NGOS sue French government over "insufficient" climate change action

A group of NGOs including Oxfam and Greenpeace have decided to sue the French state for not doing enough to tackle climate change. Greenpeace states on its website that what it calls Paris' insufficient actions show the non-compliance of the government's international, European and French obligations.

The NGOs have launched a campaign and call it L'Affaire du siècle, the "case of the century".

The four associations, Our Affair to All, the Foundation for Nature and Man, Greenpeace France and Oxfam France are calling on the French state to respect its commitments and point out in their statement that the Intergovernmental Panel on Climate Change (IPCC) recently has published a report about the impacts of climate change on the environment, human health, respect for fundamental rights and social equality.

Even though French president Emmanuel Macron stood up for action against climate change and talked about "making our planet great again", environmental campaigners have accused him of doing too little.

Criticism of the president’s approach to green issues has grown since Macron's U-turn on anti-pollution fuel tax hikes in the face of nationwide 'gilets jaunes' protests, RFI reported.

While the causes of climate change have been known since the 1960s, successive French governments have always postponed courageous decisions that avert disaster, says the association.

Greenhouse gas emissions have risen since the Paris Agreement in 2015, in which France joined 200 nations in pledging to limit temperature rises to below 1.5 degrees Celsius.

Among the actions deemed necessary by the NGOs are: reducing the carbon footprint, abandoning the use of fossil and nuclear energy and transitioning to renewables, improving energy efficiency and preparing a national climate change adaptation and mitigation plan.

Greenpeace highlighted that previously, in Germany, farmers affected by drought sued the government, with the aid of the NGO, to force Berlin to tackle climate change. Another case in the Netherlands shows that the judiciary ordered the Dutch government to revise upwards its targets for reducing greenhouse gas emissions.
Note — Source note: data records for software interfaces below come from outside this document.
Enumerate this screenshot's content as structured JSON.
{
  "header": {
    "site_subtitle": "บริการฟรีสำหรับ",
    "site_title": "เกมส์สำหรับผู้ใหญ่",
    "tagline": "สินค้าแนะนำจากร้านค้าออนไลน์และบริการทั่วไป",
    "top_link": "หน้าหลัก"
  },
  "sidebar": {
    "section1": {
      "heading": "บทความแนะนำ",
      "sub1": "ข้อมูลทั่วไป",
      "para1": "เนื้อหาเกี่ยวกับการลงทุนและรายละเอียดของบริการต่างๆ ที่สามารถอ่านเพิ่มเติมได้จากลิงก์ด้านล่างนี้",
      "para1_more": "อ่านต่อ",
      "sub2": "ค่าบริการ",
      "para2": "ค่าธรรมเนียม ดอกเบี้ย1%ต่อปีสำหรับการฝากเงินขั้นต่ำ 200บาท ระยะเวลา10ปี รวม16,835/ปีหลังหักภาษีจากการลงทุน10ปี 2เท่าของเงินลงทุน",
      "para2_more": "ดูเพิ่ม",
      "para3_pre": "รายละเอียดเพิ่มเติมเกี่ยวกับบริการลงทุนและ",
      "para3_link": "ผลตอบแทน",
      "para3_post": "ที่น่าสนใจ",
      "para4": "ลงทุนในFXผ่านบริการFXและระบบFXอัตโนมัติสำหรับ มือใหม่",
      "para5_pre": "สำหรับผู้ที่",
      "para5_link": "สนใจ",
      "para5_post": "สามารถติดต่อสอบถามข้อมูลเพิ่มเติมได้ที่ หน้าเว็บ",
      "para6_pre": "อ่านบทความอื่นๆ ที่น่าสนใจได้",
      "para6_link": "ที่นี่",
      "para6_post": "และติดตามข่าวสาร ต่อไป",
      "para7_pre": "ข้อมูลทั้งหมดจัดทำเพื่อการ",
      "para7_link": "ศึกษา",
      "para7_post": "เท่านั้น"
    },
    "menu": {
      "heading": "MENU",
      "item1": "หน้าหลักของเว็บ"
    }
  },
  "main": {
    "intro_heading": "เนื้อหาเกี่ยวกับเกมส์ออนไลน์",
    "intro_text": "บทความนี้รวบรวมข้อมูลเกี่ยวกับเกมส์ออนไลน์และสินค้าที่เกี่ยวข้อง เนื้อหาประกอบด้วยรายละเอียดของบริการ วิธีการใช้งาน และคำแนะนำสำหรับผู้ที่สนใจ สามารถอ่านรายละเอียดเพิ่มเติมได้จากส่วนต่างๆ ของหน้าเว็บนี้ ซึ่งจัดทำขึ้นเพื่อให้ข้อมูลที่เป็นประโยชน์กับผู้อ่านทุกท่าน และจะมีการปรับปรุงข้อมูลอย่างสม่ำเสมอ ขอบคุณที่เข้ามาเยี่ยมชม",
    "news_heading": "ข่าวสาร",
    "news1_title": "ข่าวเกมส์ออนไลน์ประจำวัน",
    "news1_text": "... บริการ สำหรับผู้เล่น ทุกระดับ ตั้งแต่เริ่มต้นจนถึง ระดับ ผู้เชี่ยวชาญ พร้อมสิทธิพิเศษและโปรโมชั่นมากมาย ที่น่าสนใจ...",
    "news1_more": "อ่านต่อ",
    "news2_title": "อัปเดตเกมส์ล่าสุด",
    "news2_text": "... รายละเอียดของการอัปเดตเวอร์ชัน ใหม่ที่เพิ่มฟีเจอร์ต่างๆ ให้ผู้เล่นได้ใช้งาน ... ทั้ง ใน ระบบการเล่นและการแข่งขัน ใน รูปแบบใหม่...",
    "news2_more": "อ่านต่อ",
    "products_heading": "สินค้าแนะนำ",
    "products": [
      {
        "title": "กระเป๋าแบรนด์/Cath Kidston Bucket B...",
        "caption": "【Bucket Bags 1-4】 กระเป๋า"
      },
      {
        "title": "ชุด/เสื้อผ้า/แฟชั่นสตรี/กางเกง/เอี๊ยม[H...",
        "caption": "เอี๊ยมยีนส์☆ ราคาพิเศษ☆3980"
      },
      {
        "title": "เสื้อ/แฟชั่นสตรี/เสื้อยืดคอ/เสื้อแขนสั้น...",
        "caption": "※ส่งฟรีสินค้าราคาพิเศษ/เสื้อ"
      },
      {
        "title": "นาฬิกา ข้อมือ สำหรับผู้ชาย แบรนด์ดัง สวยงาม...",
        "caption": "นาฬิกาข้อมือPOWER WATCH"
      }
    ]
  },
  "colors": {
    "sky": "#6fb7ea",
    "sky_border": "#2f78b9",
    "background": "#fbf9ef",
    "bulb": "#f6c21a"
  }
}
In Colombia, 25 young people made the Supreme Court recognise the need to take action against deforestation and for climate protection.

In France, as a first step, the 4 NGOs have sent a request to the Prime Minister and 12 members of the government, "which is the first act of a climate justice action against the French state", says their statement, adding that they are asking for compensation, among others for ecological damage to the environment.

The French state has two months to respond to the legal action and, failing that, the group of NGOs have threatened to take the matter to the courts.

Click on the video above to see the campaign film of the association, in which, among others, French actress Marillon Cotillard is talking about the initiative.